  • Personal Advocacy: Bruce Friedrich of Farm Sanctuary provided the top five tips for fostering the most effective personal advocacy possible. 1.) Confront negative interactions with kindness; after all, we can catch more flies with agave than with vinegar. 2.) Don’t relegate veganism to a “personal choice” when explaining your reasons behind adopting a vegan lifestyle. 3.) Look similar to those with whom you seek to interact, since people will more likely trust you the more you look like them. 4.) Plaster your every belonging with vegan messages in the form of bumper stickers & messages tees. 5.) Channel Socrates by asking questions instead of lecturing at people.
  • Lessons Learned from Agricultural Campaigns: pattrice jones again spoke with profound insight about capitalism’s integral role in fostering the “happy meat” movement, a clever ploy by animal ag to encourage consumers to pay more for animal flesh and secretions by making them feel good about doing so.

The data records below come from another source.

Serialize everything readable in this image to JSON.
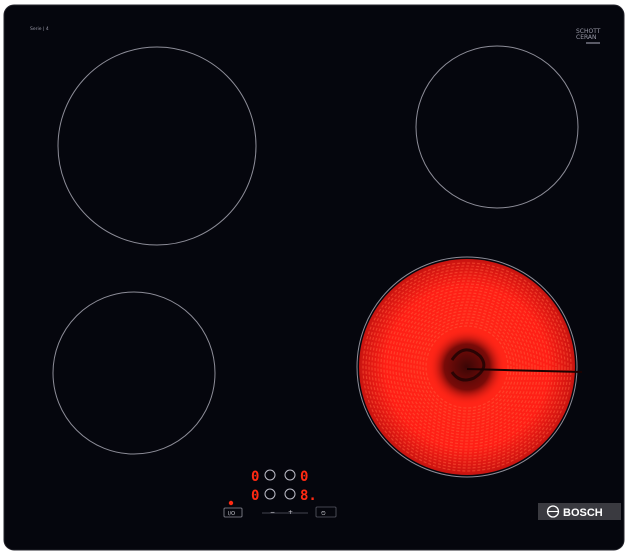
{
  "glass": {
    "top_left_text": "Serie | 4",
    "logo_line1": "SCHOTT",
    "logo_line2": "CERAN"
  },
  "controls": {
    "display_top_left": "0",
    "display_top_right": "0",
    "display_bottom_left": "0",
    "display_bottom_right": "8.",
    "key_power_label": "I/O",
    "key_minus_label": "−",
    "key_plus_label": "+",
    "key_timer_label": "⏲"
  },
  "brand": {
    "name": "BOSCH"
  },
  "colors": {
    "glass": "#05060d",
    "zone_outline": "#8d8d98",
    "heating_red": "#ff1e14",
    "display_red": "#ff2a12",
    "brand_plate": "#3a3a40"
  },
  "zones": {
    "rear_left": "off",
    "rear_right": "off",
    "front_left": "off",
    "front_right": "heating"
  }
}
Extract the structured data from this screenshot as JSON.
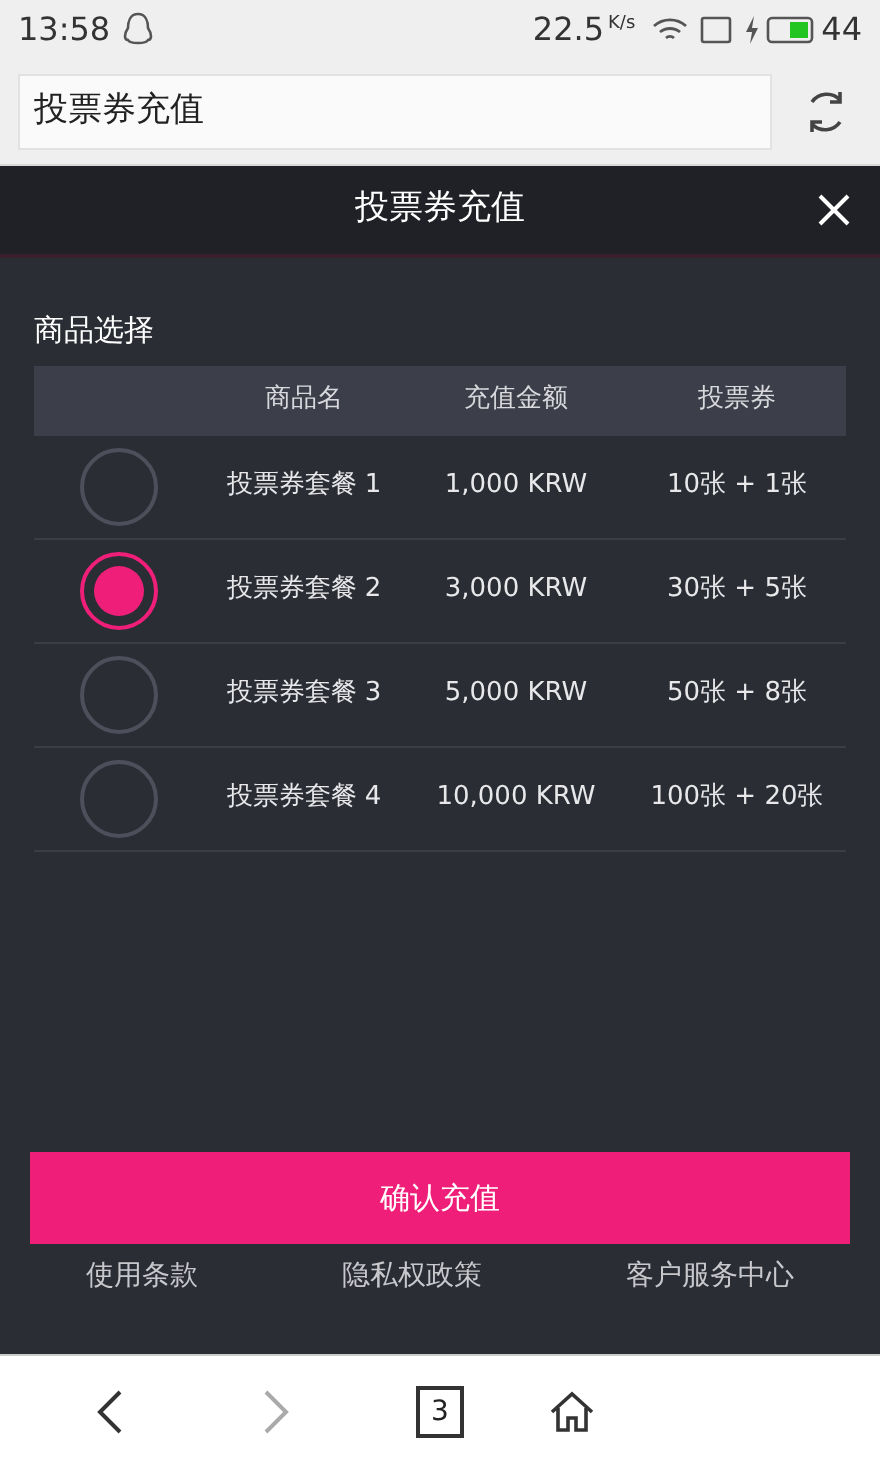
{
  "status_bar": {
    "time": "13:58",
    "speed": "22.5",
    "speed_unit": "K/s",
    "battery": "44"
  },
  "address_bar": {
    "value": "投票券充值"
  },
  "dialog": {
    "title": "投票券充值",
    "section_title": "商品选择",
    "table": {
      "columns": [
        "商品名",
        "充值金额",
        "投票券"
      ],
      "rows": [
        {
          "selected": false,
          "name": "投票券套餐 1",
          "amount": "1,000 KRW",
          "tickets": "10张 + 1张"
        },
        {
          "selected": true,
          "name": "投票券套餐 2",
          "amount": "3,000 KRW",
          "tickets": "30张 + 5张"
        },
        {
          "selected": false,
          "name": "投票券套餐 3",
          "amount": "5,000 KRW",
          "tickets": "50张 + 8张"
        },
        {
          "selected": false,
          "name": "投票券套餐 4",
          "amount": "10,000 KRW",
          "tickets": "100张 + 20张"
        }
      ]
    },
    "confirm_button": "确认充值",
    "footer_links": [
      "使用条款",
      "隐私权政策",
      "客户服务中心"
    ]
  },
  "browser_nav": {
    "forward_disabled": true,
    "tab_count": "3"
  }
}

  • What About Abolition and Welfare?: This debate between so-called “welfarist” Bruce Friedrich of Farm Sanctuary and Gary Francione of the Abolitionist Approach attempted to further examine the most effective tactical approach behind creating a just world for non-human animals. While Francione vehemently disagreed with the current trajectory of the animal rights movement, which he believes focuses on reducing rather than eliminating suffering, Friedrich argued that not supporting welfare reforms such as phasing out gestation crates proves speciesist since doing so does not adequately consider the interest of the animals currently suffering on factory farms. Friedrich also noted that the major animal advocacy organizations devote the vast majority of their time and energy to promoting veganism, not to supporting welfare reforms.
  • The Science of Animal Advocacy: Nick Cooney, author of the activist must-read “Change of Heart: What Psychology Can Teach Us About Spreading Social Change,” explained the necessity of implementing conclusions from studies of behavioral science in animal advocacy. Some of Cooney’s main take-aways from his extensive research on behavioral studies include the efficacy of encouraging change that seems significant yet doable, making people think that everyone is engaging in a certain desired behavior, and focusing on educating people about how to go vegan rather than why to go vegan.

Though a whirlwind of emotions, contemplations, and never-ending schmoozing, the 2013 Animal Rights Conference proved a hugely valuable experience that I hope to have annually for years to come. Until next year’s event, though, I’d love to hear your thoughts on any and all of the topics I mentioned in today’s post.

Until next time, Ali.